14. Goethe’s Meteorological Conceptions
1890, Volume III
15. Goethe and Natural-Scientific Illusionism
16. Goethe as Thinker and Investigator
1897, Volume IV, Sections 2 and 2
17. Goethe against Atomism
18. Goethe’s Worldview in His Maxims and Reflections
Goetean Science is a translation from German of «J. W. Goethe: Naturwissenschaftlich Schriften, Mit Einleitung, Fußnoten und Erläuterungen im Text Herausgegeben von Rudolf Steinter, Band 1-5 (a-e)» (GA 1).
Rudolf Steiner (1861–1925) was born in the small village of Kraljevec, Austro-Hungarian Empire (now in Croatia), where he grew up (see right). As a young man, he lived in Weimar and Berlin, where he became a well-published scientific, literary, and philosophical scholar, known especially for his work with Goethe’s scientific writings. At the beginning of the twentieth century, he began to develop his early philosophical principles into an approach to systematic research into psychological and spiritual phenomena. Formally beginning his spiritual teaching career under the auspices of the Theosophical Society, Steiner came to use the term Anthroposophy (and spiritual science) for his philosophy, spiritual research, and findings. The influence of Steiner’s multifaceted genius has led to innovative and holistic approaches in medicine, various therapies, philosophy, religious renewal, Waldorf education, education for special needs, threefold economics, biodynamic agriculture, Goethean science, architecture, and the arts of drama, speech, and eurythmy.
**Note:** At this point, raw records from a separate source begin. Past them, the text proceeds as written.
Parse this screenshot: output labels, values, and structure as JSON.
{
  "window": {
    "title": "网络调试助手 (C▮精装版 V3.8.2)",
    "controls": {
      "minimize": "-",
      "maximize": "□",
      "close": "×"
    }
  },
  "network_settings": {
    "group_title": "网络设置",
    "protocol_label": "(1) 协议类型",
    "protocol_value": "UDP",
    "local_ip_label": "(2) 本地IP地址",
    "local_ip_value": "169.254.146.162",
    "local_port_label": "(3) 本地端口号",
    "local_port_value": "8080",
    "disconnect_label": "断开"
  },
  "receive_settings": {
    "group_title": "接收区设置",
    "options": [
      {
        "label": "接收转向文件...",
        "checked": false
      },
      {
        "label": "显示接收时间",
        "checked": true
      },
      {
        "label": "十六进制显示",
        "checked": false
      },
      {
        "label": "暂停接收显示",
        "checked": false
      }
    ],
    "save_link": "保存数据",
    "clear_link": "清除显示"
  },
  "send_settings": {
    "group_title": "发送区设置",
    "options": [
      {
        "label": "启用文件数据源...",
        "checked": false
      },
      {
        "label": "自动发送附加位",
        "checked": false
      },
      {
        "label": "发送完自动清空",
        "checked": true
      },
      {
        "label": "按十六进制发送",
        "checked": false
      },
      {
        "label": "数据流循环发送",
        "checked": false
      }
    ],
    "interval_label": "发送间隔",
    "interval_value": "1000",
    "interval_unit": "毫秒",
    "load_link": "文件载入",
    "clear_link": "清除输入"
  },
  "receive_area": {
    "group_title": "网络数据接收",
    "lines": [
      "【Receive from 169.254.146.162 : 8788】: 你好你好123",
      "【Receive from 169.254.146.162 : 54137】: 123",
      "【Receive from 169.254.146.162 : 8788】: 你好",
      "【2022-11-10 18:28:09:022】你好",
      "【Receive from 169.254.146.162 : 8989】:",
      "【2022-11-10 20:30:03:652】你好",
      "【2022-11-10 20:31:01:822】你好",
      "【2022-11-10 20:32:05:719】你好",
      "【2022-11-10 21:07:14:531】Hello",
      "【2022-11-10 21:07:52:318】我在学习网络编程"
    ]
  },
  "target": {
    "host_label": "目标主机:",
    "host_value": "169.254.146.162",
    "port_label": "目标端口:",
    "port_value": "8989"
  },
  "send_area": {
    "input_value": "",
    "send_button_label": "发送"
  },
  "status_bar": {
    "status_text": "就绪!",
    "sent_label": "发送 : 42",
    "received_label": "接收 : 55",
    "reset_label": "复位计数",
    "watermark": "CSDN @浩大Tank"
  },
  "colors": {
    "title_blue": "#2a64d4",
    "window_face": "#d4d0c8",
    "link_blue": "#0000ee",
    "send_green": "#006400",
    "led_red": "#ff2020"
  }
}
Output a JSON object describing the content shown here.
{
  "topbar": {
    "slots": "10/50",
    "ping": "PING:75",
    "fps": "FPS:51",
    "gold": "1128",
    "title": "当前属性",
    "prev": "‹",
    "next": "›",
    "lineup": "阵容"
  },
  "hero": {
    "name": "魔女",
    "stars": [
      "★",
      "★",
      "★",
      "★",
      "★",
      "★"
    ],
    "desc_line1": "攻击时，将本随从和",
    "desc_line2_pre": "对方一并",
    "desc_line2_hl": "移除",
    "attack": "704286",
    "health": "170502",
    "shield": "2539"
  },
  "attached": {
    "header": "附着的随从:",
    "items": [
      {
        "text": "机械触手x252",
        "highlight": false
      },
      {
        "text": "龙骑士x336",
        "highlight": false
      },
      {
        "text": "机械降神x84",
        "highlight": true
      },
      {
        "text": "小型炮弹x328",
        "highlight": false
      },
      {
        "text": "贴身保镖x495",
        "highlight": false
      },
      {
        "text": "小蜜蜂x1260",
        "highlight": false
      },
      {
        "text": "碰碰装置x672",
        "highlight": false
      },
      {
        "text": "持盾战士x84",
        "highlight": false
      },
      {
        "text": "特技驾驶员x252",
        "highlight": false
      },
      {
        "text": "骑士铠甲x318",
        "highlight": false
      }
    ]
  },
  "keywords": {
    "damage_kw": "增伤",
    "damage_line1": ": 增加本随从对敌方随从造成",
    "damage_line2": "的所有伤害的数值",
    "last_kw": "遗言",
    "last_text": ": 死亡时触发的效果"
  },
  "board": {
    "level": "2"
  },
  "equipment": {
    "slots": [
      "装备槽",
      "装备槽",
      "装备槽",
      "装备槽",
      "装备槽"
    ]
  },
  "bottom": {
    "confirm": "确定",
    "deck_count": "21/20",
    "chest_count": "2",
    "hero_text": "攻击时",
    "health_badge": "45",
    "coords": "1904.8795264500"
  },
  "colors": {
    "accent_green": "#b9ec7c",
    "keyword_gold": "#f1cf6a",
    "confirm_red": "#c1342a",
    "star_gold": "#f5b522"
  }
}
In 1924, Rudolf Steiner founded the General Anthroposophical Society, which today has branches throughout the world. He died in Dornach, Switzerland.